Concerned with tying his defense of capitalism to his understanding of the American regime, Devine sees Locke as a major positive influence. Although there are strong Lockean threads at the Western regime, some of them lamentable (like Patrick Deneen and others have discovered ), Locke doesn’t provide us a full account for how the American regime was, either in its own pre-founding or founding. Well before Locke, the Mayflower Compact admitted the limitations of authorities, as might John Cotton and others. John Winthrop asserts that bonds of friendship and civic concord are kept jointly by the”ligament” of charity and secured by belief in a higher law. Echoing Cicero, our earliest documents affirm that a respect for land, but pre-founding records didn’t promote acquisitiveness but rather praised virtue, especially justice, moderation, and the general public good. And though the protection of this”diversity in the faculties of men” from which the”rights of property originate” would be the”primary object of government” (Federalist 10), as it is for Cicero, the bonds carrying men together are termed as faith, similar manners and habits, common ancestors, and attachment to the same principles of government, along with the shedding of blood vessels to safeguard those fundamentals (Federalist two ).
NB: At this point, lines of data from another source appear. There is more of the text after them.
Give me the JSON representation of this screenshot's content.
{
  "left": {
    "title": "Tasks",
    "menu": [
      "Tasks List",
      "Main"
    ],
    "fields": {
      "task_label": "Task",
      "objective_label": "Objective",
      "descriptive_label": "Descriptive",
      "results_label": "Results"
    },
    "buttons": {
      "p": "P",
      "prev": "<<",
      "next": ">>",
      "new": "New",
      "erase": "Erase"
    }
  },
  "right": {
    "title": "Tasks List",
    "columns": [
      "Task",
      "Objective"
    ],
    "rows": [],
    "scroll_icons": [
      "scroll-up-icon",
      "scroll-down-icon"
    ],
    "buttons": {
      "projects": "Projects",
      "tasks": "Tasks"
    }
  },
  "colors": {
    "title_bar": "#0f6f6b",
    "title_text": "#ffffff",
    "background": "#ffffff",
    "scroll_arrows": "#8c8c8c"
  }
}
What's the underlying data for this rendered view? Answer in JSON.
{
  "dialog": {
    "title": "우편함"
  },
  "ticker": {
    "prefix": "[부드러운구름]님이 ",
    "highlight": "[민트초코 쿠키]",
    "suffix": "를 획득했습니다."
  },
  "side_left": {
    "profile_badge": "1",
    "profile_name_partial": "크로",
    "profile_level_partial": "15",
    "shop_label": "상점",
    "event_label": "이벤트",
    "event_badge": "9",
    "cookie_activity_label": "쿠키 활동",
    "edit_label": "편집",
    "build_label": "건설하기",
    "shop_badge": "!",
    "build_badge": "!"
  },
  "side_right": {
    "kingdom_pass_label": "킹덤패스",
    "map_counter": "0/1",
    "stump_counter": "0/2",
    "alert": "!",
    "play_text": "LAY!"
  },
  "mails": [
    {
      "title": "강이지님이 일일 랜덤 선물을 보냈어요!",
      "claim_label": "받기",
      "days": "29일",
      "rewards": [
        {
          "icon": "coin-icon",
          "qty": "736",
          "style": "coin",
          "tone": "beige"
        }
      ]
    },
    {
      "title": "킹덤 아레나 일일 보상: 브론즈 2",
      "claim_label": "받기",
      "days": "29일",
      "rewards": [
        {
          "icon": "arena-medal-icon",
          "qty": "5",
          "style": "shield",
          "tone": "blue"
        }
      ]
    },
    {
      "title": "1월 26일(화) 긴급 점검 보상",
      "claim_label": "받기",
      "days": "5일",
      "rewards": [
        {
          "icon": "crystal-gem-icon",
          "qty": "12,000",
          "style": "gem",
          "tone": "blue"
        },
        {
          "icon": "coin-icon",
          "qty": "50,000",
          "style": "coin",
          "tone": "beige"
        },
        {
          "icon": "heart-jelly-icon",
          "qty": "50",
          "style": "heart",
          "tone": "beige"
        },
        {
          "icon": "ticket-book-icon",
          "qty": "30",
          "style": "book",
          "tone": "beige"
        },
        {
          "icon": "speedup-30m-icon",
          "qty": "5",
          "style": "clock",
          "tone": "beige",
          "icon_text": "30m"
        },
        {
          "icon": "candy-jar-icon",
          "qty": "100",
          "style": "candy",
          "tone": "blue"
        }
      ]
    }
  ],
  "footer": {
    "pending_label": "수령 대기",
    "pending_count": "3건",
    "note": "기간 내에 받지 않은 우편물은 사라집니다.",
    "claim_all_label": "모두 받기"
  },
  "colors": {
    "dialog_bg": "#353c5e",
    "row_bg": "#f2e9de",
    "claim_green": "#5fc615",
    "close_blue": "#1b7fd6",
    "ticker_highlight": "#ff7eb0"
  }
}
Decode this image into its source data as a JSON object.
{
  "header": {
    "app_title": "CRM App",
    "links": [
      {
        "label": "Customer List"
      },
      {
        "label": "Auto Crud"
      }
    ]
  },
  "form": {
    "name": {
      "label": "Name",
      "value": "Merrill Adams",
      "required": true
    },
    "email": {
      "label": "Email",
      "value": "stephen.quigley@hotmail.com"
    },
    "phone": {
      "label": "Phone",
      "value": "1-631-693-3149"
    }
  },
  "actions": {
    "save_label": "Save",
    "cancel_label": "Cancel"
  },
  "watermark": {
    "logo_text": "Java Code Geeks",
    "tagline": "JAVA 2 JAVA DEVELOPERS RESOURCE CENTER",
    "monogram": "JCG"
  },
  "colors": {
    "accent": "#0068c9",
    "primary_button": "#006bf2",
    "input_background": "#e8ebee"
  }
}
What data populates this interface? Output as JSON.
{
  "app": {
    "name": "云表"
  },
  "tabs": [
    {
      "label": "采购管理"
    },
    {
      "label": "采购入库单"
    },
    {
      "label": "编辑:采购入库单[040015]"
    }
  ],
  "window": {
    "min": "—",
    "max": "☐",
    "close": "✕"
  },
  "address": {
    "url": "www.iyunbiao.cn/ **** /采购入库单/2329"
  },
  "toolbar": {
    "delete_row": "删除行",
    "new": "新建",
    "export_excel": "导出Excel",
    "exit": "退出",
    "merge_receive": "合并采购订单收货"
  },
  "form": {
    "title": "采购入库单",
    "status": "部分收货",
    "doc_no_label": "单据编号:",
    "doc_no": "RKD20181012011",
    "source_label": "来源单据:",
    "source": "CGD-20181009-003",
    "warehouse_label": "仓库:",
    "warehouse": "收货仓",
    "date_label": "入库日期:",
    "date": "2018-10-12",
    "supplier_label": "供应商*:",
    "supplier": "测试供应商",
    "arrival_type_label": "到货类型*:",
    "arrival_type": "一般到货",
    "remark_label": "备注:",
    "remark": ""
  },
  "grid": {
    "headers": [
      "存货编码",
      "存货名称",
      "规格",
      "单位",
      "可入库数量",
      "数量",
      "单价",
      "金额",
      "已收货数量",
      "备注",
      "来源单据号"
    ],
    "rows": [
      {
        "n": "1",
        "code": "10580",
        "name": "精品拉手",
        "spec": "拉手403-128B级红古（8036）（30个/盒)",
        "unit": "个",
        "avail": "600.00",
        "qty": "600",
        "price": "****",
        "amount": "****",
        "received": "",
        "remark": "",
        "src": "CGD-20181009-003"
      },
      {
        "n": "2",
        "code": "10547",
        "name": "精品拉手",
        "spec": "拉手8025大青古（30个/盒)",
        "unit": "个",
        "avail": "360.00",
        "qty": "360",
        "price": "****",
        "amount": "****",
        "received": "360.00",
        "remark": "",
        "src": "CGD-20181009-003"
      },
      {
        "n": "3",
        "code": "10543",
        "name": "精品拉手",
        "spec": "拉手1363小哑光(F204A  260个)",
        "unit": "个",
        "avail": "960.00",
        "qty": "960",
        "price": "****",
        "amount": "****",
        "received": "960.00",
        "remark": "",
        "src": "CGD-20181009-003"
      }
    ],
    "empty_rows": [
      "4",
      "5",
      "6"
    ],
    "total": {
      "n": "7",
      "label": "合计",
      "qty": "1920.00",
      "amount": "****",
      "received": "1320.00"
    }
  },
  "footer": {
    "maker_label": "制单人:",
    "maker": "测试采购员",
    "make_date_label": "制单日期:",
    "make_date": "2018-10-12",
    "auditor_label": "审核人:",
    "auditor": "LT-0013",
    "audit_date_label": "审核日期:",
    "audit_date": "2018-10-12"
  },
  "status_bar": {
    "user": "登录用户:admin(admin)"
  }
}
The historical scope and wealth of scholarship at Enduring Tension is astounding. Maybe this is why the scope seems somewhat desperate, as though Devine had to sketch all that should be offered by a real education in poetry, history, political philosophy, and theology. One wonders if one of all the cogent summaries of writers from various and divergent perspectives, ancient, classical, modern, and modern, the author has attempted a lot. If we want to reconstruct the scaffolding that may hold the walls and conserve a capitalist civilization, a few such solution has to be clarified and implemented.” The issue, as I see it, is that, for both Hayek and Locke, the scaffolding they’ve in mind is that a buttress, not a base. Western Civilization does indeed need the”symbolizations of order” of that Voegelin composed so profoundly. The ordering has to be based on human nature as understood from the Judeo-Christian heritage. There’s a beauty in living in accordance with our nature, and the attractiveness has been steadily, rapidly deformed by misdirected desires masquerading as faith. There’s at least one approach to recoup the attractiveness in the well-ordered soul. With human nature itself so profoundly in query, I guess at this point that the manner isn’t primarily through capitalism however via conversion.